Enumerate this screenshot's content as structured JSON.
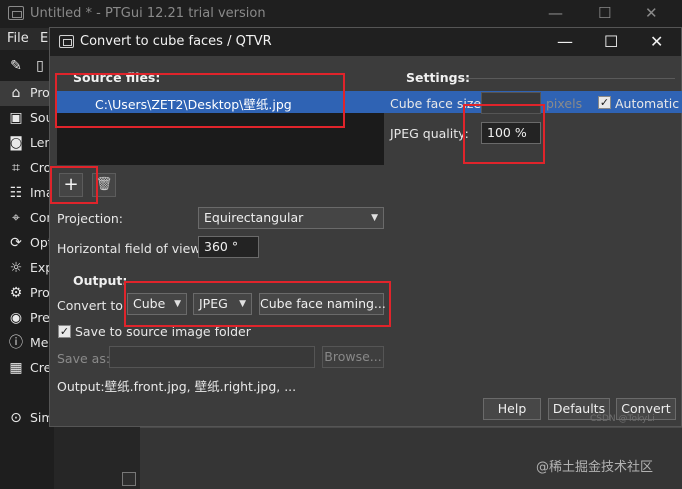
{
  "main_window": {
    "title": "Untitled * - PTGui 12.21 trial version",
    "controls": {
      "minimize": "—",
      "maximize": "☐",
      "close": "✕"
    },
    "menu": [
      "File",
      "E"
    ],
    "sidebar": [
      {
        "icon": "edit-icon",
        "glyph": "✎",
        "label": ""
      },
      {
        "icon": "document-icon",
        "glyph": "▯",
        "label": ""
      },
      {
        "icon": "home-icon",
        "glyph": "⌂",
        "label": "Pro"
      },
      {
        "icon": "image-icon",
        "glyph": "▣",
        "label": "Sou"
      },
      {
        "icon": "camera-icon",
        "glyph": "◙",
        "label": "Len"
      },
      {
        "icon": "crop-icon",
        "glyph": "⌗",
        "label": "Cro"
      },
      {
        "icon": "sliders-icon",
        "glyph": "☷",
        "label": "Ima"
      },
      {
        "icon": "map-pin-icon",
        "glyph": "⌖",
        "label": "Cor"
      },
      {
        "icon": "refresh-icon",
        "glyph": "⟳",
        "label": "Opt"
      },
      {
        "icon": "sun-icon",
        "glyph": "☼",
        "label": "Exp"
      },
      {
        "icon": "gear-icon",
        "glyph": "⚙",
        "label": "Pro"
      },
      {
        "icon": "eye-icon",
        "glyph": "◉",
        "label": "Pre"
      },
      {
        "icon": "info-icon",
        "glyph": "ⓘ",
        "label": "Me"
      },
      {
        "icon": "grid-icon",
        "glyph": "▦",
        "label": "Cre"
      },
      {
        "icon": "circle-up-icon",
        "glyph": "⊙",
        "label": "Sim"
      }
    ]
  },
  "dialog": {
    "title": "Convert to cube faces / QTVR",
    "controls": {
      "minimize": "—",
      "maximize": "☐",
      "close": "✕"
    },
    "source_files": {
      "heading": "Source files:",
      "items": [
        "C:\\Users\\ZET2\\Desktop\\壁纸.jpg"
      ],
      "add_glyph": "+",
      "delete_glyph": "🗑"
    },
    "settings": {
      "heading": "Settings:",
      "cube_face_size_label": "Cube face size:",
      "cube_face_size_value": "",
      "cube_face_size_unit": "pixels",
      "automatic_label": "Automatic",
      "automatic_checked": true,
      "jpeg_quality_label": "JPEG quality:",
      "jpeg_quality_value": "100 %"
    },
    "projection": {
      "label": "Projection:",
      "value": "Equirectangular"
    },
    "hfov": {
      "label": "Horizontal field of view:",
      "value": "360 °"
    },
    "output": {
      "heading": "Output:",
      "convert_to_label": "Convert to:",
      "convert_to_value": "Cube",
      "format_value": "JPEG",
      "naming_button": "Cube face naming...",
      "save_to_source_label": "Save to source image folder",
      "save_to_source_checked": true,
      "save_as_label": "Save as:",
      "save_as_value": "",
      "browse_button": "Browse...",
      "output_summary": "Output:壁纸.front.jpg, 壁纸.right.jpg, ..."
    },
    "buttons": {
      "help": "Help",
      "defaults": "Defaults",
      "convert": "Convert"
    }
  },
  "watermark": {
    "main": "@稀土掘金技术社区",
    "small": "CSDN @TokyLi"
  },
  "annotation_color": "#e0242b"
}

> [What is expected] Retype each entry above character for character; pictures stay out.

> [Completed exercise]
Enumerate this screenshot's content as structured JSON.
{
  "main_window": {
    "title": "Untitled * - PTGui 12.21 trial version",
    "controls": {
      "minimize": "—",
      "maximize": "☐",
      "close": "✕"
    },
    "menu": [
      "File",
      "E"
    ],
    "sidebar": [
      {
        "icon": "edit-icon",
        "glyph": "✎",
        "label": ""
      },
      {
        "icon": "document-icon",
        "glyph": "▯",
        "label": ""
      },
      {
        "icon": "home-icon",
        "glyph": "⌂",
        "label": "Pro"
      },
      {
        "icon": "image-icon",
        "glyph": "▣",
        "label": "Sou"
      },
      {
        "icon": "camera-icon",
        "glyph": "◙",
        "label": "Len"
      },
      {
        "icon": "crop-icon",
        "glyph": "⌗",
        "label": "Cro"
      },
      {
        "icon": "sliders-icon",
        "glyph": "☷",
        "label": "Ima"
      },
      {
        "icon": "map-pin-icon",
        "glyph": "⌖",
        "label": "Cor"
      },
      {
        "icon": "refresh-icon",
        "glyph": "⟳",
        "label": "Opt"
      },
      {
        "icon": "sun-icon",
        "glyph": "☼",
        "label": "Exp"
      },
      {
        "icon": "gear-icon",
        "glyph": "⚙",
        "label": "Pro"
      },
      {
        "icon": "eye-icon",
        "glyph": "◉",
        "label": "Pre"
      },
      {
        "icon": "info-icon",
        "glyph": "ⓘ",
        "label": "Me"
      },
      {
        "icon": "grid-icon",
        "glyph": "▦",
        "label": "Cre"
      },
      {
        "icon": "circle-up-icon",
        "glyph": "⊙",
        "label": "Sim"
      }
    ]
  },
  "dialog": {
    "title": "Convert to cube faces / QTVR",
    "controls": {
      "minimize": "—",
      "maximize": "☐",
      "close": "✕"
    },
    "source_files": {
      "heading": "Source files:",
      "items": [
        "C:\\Users\\ZET2\\Desktop\\壁纸.jpg"
      ],
      "add_glyph": "+",
      "delete_glyph": "🗑"
    },
    "settings": {
      "heading": "Settings:",
      "cube_face_size_label": "Cube face size:",
      "cube_face_size_value": "",
      "cube_face_size_unit": "pixels",
      "automatic_label": "Automatic",
      "automatic_checked": true,
      "jpeg_quality_label": "JPEG quality:",
      "jpeg_quality_value": "100 %"
    },
    "projection": {
      "label": "Projection:",
      "value": "Equirectangular"
    },
    "hfov": {
      "label": "Horizontal field of view:",
      "value": "360 °"
    },
    "output": {
      "heading": "Output:",
      "convert_to_label": "Convert to:",
      "convert_to_value": "Cube",
      "format_value": "JPEG",
      "naming_button": "Cube face naming...",
      "save_to_source_label": "Save to source image folder",
      "save_to_source_checked": true,
      "save_as_label": "Save as:",
      "save_as_value": "",
      "browse_button": "Browse...",
      "output_summary": "Output:壁纸.front.jpg, 壁纸.right.jpg, ..."
    },
    "buttons": {
      "help": "Help",
      "defaults": "Defaults",
      "convert": "Convert"
    }
  },
  "watermark": {
    "main": "@稀土掘金技术社区",
    "small": "CSDN @TokyLi"
  },
  "annotation_color": "#e0242b"
}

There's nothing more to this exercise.